→ Problem to work on
Skipping all pictures, please restate word for word the lines from the one that contains "Read all visible content and emit it as JSON." through the last line of the entries.

→ Element data from apps and pages

###

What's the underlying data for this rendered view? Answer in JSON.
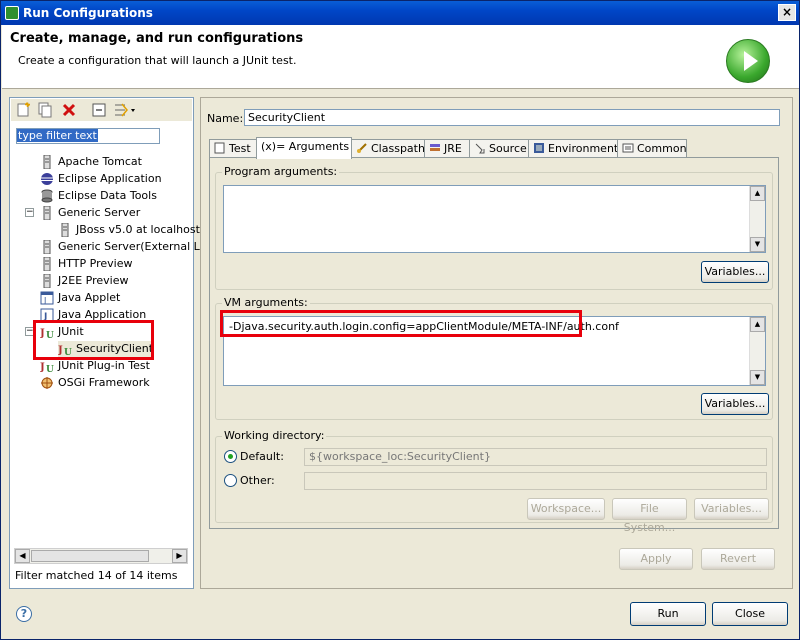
{
  "window": {
    "title": "Run Configurations",
    "close_glyph": "×"
  },
  "header": {
    "title": "Create, manage, and run configurations",
    "subtitle": "Create a configuration that will launch a JUnit test."
  },
  "left_panel": {
    "filter_placeholder": "type filter text",
    "tree": [
      {
        "label": "Apache Tomcat",
        "icon": "server-icon"
      },
      {
        "label": "Eclipse Application",
        "icon": "eclipse-icon"
      },
      {
        "label": "Eclipse Data Tools",
        "icon": "database-icon"
      },
      {
        "label": "Generic Server",
        "icon": "server-icon",
        "expanded": true
      },
      {
        "label": "JBoss v5.0 at localhost",
        "icon": "server-icon",
        "child": true
      },
      {
        "label": "Generic Server(External La",
        "icon": "server-icon"
      },
      {
        "label": "HTTP Preview",
        "icon": "server-icon"
      },
      {
        "label": "J2EE Preview",
        "icon": "server-icon"
      },
      {
        "label": "Java Applet",
        "icon": "java-applet-icon"
      },
      {
        "label": "Java Application",
        "icon": "java-app-icon"
      },
      {
        "label": "JUnit",
        "icon": "junit-icon",
        "expanded": true
      },
      {
        "label": "SecurityClient",
        "icon": "junit-icon",
        "child": true,
        "selected": true
      },
      {
        "label": "JUnit Plug-in Test",
        "icon": "junit-icon"
      },
      {
        "label": "OSGi Framework",
        "icon": "osgi-icon"
      }
    ],
    "status": "Filter matched 14 of 14 items"
  },
  "config": {
    "name_label": "Name:",
    "name_value": "SecurityClient",
    "tabs": [
      {
        "label": "Test",
        "icon": "test-tab-icon"
      },
      {
        "label": "(x)= Arguments",
        "icon": "arguments-tab-icon",
        "active": true
      },
      {
        "label": "Classpath",
        "icon": "classpath-tab-icon"
      },
      {
        "label": "JRE",
        "icon": "jre-tab-icon"
      },
      {
        "label": "Source",
        "icon": "source-tab-icon"
      },
      {
        "label": "Environment",
        "icon": "environment-tab-icon"
      },
      {
        "label": "Common",
        "icon": "common-tab-icon"
      }
    ],
    "program_args_label": "Program arguments:",
    "program_args_value": "",
    "variables_label": "Variables...",
    "vm_args_label": "VM arguments:",
    "vm_args_value": "-Djava.security.auth.login.config=appClientModule/META-INF/auth.conf",
    "working_dir_label": "Working directory:",
    "default_label": "Default:",
    "default_value": "${workspace_loc:SecurityClient}",
    "other_label": "Other:",
    "other_value": "",
    "workspace_button": "Workspace...",
    "filesystem_button": "File System...",
    "variables3_button": "Variables..."
  },
  "footer": {
    "apply": "Apply",
    "revert": "Revert",
    "run": "Run",
    "close": "Close",
    "help": "?"
  },
  "colors": {
    "highlight_box": "#e8000b",
    "selection": "#316ac5",
    "title_bar": "#0046c7"
  }
}
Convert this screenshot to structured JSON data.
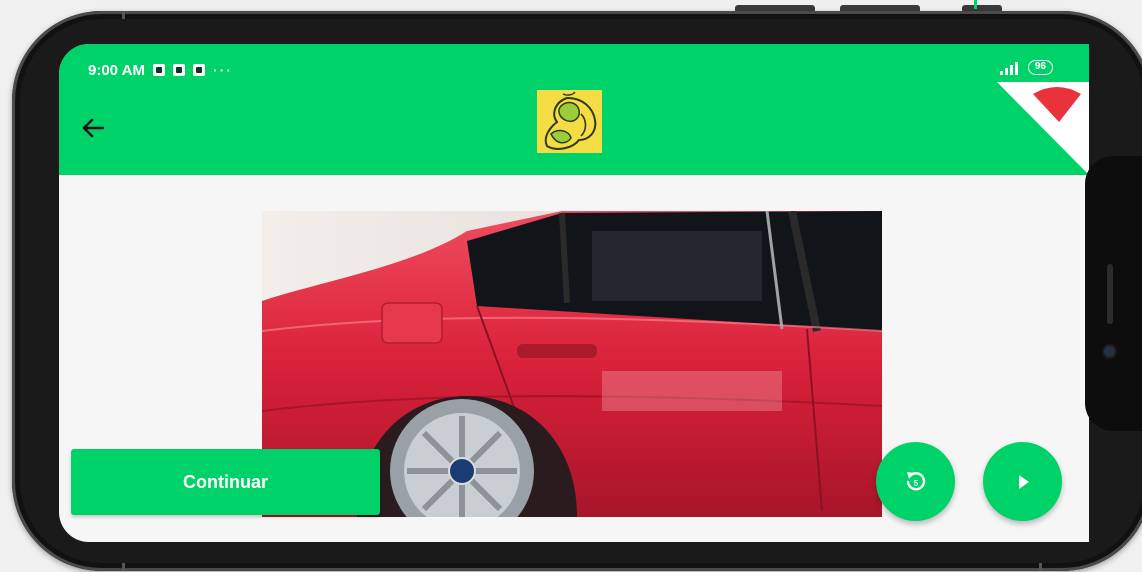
{
  "status_bar": {
    "time": "9:00 AM",
    "dots": "···",
    "battery": "96"
  },
  "app_bar": {
    "back_icon": "arrow-left-icon",
    "logo": "mother-child-logo",
    "corner_icon": "red-triangle-marker"
  },
  "content": {
    "image_subject": "red-car-side-photo"
  },
  "actions": {
    "continue_label": "Continuar",
    "retake_icon": "rotate-ccw-icon",
    "play_icon": "play-icon"
  },
  "colors": {
    "accent": "#00d26a",
    "logo_bg": "#f4dd44",
    "marker": "#e8323c"
  }
}
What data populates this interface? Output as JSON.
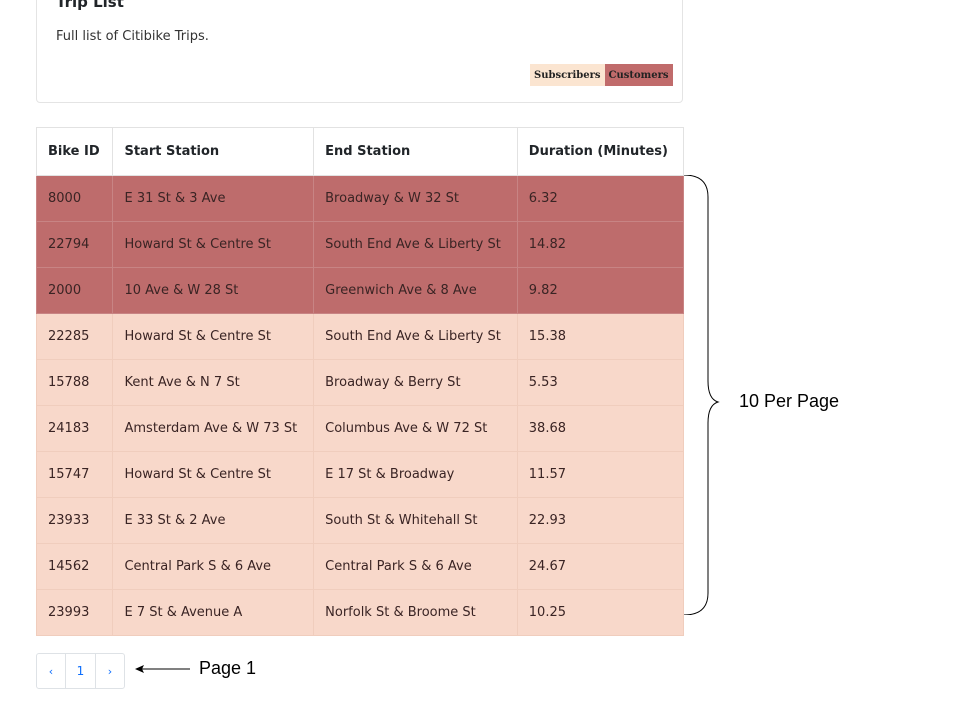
{
  "card": {
    "title": "Trip List",
    "subtitle": "Full list of Citibike Trips.",
    "legend": {
      "subscribers": "Subscribers",
      "customers": "Customers"
    }
  },
  "colors": {
    "customer_row": "#be6c6c",
    "subscriber_row": "#f8d8ca",
    "link": "#0d6efd"
  },
  "table": {
    "headers": [
      "Bike ID",
      "Start Station",
      "End Station",
      "Duration (Minutes)"
    ],
    "rows": [
      {
        "type": "customer",
        "bike_id": "8000",
        "start": "E 31 St & 3 Ave",
        "end": "Broadway & W 32 St",
        "duration": "6.32"
      },
      {
        "type": "customer",
        "bike_id": "22794",
        "start": "Howard St & Centre St",
        "end": "South End Ave & Liberty St",
        "duration": "14.82"
      },
      {
        "type": "customer",
        "bike_id": "2000",
        "start": "10 Ave & W 28 St",
        "end": "Greenwich Ave & 8 Ave",
        "duration": "9.82"
      },
      {
        "type": "subscriber",
        "bike_id": "22285",
        "start": "Howard St & Centre St",
        "end": "South End Ave & Liberty St",
        "duration": "15.38"
      },
      {
        "type": "subscriber",
        "bike_id": "15788",
        "start": "Kent Ave & N 7 St",
        "end": "Broadway & Berry St",
        "duration": "5.53"
      },
      {
        "type": "subscriber",
        "bike_id": "24183",
        "start": "Amsterdam Ave & W 73 St",
        "end": "Columbus Ave & W 72 St",
        "duration": "38.68"
      },
      {
        "type": "subscriber",
        "bike_id": "15747",
        "start": "Howard St & Centre St",
        "end": "E 17 St & Broadway",
        "duration": "11.57"
      },
      {
        "type": "subscriber",
        "bike_id": "23933",
        "start": "E 33 St & 2 Ave",
        "end": "South St & Whitehall St",
        "duration": "22.93"
      },
      {
        "type": "subscriber",
        "bike_id": "14562",
        "start": "Central Park S & 6 Ave",
        "end": "Central Park S & 6 Ave",
        "duration": "24.67"
      },
      {
        "type": "subscriber",
        "bike_id": "23993",
        "start": "E 7 St & Avenue A",
        "end": "Norfolk St & Broome St",
        "duration": "10.25"
      }
    ]
  },
  "pagination": {
    "prev": "‹",
    "current": "1",
    "next": "›"
  },
  "annotations": {
    "brace_label": "10 Per Page",
    "page_label": "Page 1"
  }
}
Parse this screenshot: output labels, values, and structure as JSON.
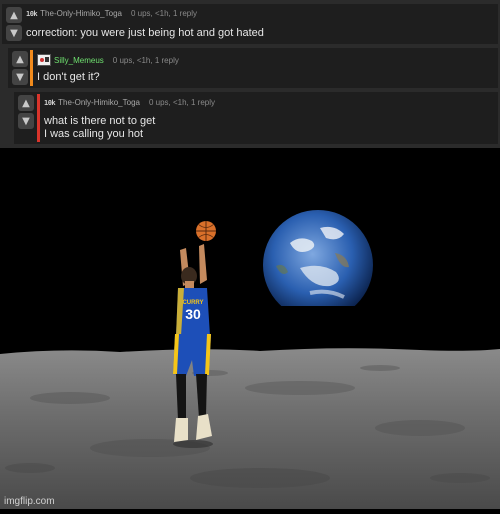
{
  "comments": [
    {
      "badge": "10k",
      "username": "The-Only-Himiko_Toga",
      "stats": "0 ups, <1h, 1 reply",
      "text": "correction: you were just being hot and got hated",
      "bar_color": ""
    },
    {
      "badge": "",
      "username": "Silly_Memeus",
      "stats": "0 ups, <1h, 1 reply",
      "text": "I don't get it?",
      "bar_color": "#f08a1c"
    },
    {
      "badge": "10k",
      "username": "The-Only-Himiko_Toga",
      "stats": "0 ups, <1h, 1 reply",
      "text_line1": "what is there not to get",
      "text_line2": "I was calling you hot",
      "bar_color": "#d9342b"
    }
  ],
  "icons": {
    "upvote": "up-arrow-icon",
    "downvote": "down-arrow-icon"
  },
  "image": {
    "jersey_name": "CURRY",
    "jersey_number": "30",
    "watermark": "imgflip.com"
  },
  "colors": {
    "comment_bg": "#1e1e1e",
    "username_green": "#6fe06f",
    "jersey_blue": "#1d4fb8",
    "jersey_gold": "#f5c518"
  }
}
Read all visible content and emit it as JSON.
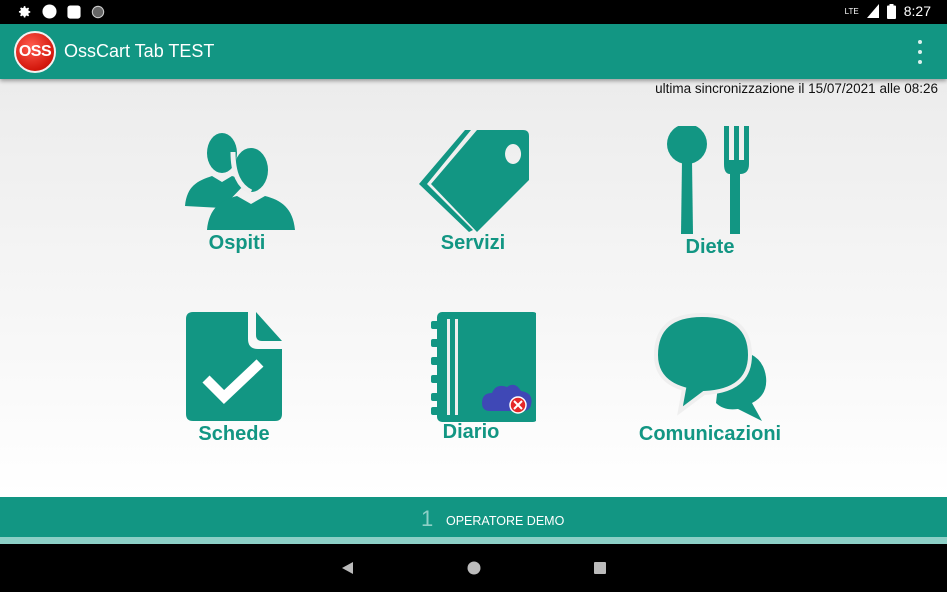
{
  "status_bar": {
    "time": "8:27",
    "network": "LTE"
  },
  "app": {
    "logo_text": "OSS",
    "title": "OssCart Tab TEST",
    "overflow_icon": "more-vert-icon"
  },
  "sync_text": "ultima sincronizzazione il 15/07/2021 alle 08:26",
  "tiles": [
    {
      "label": "Ospiti",
      "icon": "users-icon"
    },
    {
      "label": "Servizi",
      "icon": "tag-icon"
    },
    {
      "label": "Diete",
      "icon": "cutlery-icon"
    },
    {
      "label": "Schede",
      "icon": "document-check-icon"
    },
    {
      "label": "Diario",
      "icon": "notebook-icon"
    },
    {
      "label": "Comunicazioni",
      "icon": "chat-bubbles-icon"
    }
  ],
  "footer": {
    "operator_number": "1",
    "operator_name": "OPERATORE DEMO"
  },
  "colors": {
    "primary": "#129683",
    "logo_red": "#d3170c",
    "cloud": "#3f48b6"
  }
}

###

→ Your solution
Read all visible content and emit it as JSON.
{
  "status_bar": {
    "time": "8:27",
    "network": "LTE"
  },
  "app": {
    "logo_text": "OSS",
    "title": "OssCart Tab TEST",
    "overflow_icon": "more-vert-icon"
  },
  "sync_text": "ultima sincronizzazione il 15/07/2021 alle 08:26",
  "tiles": [
    {
      "label": "Ospiti",
      "icon": "users-icon"
    },
    {
      "label": "Servizi",
      "icon": "tag-icon"
    },
    {
      "label": "Diete",
      "icon": "cutlery-icon"
    },
    {
      "label": "Schede",
      "icon": "document-check-icon"
    },
    {
      "label": "Diario",
      "icon": "notebook-icon"
    },
    {
      "label": "Comunicazioni",
      "icon": "chat-bubbles-icon"
    }
  ],
  "footer": {
    "operator_number": "1",
    "operator_name": "OPERATORE DEMO"
  },
  "colors": {
    "primary": "#129683",
    "logo_red": "#d3170c",
    "cloud": "#3f48b6"
  }
}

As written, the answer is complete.